Pettis’ first term was marked by controversy when he and Ward 1 Councilman James Greiner, both newly elected, accepted free tickets to a corporate suite for the 2014 Cotton Bowl.

The tickets were offered by an executive of Waste Management of Oklahoma, which had millions of dollars in trash hauling, recycling and landfill management contracts with the city of Oklahoma City.

Ticket packages were worth close to $900 each.

The city attorney said there was nothing illegal about the arrangement but other council members said it created an appearance of impropriety.

In 2017, Pettis called it a “complete oversight” when he filed incomplete campaign finance reports. Several reports were filed late as well.

Pettis reported raising $115,600 for his 2017 re-election and spending $114,000.

Pettis was sued in January 2017 by Michael C. Washington, who claimed he was removed by security officers, acting at Pettis’ direction, from a 2016 Ward 7 town hall meeting.

Washington frequently appears at city council meetings and, during time allotted for citizens to address the council, criticizes and belittles Pettis.

Pettis announced last October that he would run as a Democrat for Oklahoma County District 1 commissioner. The primary election is next month.
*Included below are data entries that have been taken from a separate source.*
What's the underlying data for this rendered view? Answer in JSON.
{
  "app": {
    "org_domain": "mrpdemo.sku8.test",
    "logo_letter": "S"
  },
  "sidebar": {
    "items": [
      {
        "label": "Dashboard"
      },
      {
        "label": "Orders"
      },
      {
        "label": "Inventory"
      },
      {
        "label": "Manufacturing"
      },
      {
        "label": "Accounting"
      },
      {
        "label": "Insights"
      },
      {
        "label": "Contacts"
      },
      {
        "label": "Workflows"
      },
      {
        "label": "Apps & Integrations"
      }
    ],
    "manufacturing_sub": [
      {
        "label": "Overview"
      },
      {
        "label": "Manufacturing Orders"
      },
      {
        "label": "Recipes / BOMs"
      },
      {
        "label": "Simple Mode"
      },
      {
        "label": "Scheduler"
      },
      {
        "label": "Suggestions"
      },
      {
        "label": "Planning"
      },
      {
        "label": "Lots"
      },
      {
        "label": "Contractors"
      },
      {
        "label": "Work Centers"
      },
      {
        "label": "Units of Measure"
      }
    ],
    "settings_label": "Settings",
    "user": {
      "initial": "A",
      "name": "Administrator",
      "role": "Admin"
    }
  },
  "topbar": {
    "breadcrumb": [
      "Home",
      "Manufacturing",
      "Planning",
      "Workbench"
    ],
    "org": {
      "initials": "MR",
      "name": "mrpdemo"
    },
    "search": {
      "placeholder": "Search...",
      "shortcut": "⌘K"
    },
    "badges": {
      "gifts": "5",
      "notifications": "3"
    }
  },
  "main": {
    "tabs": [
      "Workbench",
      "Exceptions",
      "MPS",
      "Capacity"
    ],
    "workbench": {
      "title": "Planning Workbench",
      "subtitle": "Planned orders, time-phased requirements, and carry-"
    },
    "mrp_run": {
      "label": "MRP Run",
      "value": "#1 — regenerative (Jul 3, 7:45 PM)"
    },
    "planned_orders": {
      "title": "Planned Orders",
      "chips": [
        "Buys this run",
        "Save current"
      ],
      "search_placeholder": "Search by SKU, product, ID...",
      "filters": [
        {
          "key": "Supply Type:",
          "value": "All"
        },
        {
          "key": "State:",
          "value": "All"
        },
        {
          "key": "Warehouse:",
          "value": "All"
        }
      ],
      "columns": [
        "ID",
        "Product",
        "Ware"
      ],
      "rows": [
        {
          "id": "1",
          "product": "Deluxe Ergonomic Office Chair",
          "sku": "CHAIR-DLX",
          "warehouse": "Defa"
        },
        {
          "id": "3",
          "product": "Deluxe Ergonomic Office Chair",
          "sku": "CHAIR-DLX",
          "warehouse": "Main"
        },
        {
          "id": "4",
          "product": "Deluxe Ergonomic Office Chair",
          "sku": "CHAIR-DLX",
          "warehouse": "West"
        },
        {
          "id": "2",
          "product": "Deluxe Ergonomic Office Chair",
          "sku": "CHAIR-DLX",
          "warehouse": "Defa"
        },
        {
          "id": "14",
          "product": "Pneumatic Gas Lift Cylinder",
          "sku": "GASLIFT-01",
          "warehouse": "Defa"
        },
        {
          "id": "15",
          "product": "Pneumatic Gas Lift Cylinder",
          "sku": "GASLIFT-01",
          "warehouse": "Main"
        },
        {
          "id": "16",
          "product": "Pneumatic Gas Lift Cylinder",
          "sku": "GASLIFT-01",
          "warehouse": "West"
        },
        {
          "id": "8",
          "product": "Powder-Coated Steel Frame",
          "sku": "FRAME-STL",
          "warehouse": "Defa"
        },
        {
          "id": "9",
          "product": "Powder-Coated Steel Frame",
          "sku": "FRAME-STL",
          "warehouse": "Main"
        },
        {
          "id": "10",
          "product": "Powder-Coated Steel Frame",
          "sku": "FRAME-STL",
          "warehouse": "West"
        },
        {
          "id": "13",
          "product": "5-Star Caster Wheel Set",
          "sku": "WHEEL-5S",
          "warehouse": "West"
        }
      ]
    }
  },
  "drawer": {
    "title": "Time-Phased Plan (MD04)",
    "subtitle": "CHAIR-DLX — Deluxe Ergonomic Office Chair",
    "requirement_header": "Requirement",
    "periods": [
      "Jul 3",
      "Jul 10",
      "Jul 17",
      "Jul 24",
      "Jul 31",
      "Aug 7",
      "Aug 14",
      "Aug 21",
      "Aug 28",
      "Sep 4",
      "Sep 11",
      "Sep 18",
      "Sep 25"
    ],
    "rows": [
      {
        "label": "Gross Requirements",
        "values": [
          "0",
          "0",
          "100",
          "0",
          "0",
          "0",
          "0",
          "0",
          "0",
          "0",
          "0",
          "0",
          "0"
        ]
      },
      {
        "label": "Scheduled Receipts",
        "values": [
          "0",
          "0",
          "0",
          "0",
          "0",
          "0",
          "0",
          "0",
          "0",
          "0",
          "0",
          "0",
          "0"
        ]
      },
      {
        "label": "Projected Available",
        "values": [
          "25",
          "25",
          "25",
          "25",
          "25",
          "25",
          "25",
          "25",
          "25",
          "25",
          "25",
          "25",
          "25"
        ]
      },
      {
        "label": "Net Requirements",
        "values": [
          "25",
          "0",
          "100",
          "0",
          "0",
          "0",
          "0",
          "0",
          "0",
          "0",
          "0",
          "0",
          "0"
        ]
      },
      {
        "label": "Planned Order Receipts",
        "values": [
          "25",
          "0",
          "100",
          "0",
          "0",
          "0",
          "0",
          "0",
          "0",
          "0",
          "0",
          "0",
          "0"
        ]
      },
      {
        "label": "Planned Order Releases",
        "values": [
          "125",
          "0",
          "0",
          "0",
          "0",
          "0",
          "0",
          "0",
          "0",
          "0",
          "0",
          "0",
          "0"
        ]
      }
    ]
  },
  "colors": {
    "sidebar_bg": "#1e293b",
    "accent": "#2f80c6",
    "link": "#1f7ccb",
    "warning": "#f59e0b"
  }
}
John A. Pettis Jr....For mor editorials, subscribe to the blackchronicle newspaper

 

>>>>>>>>>>>>>>>>>>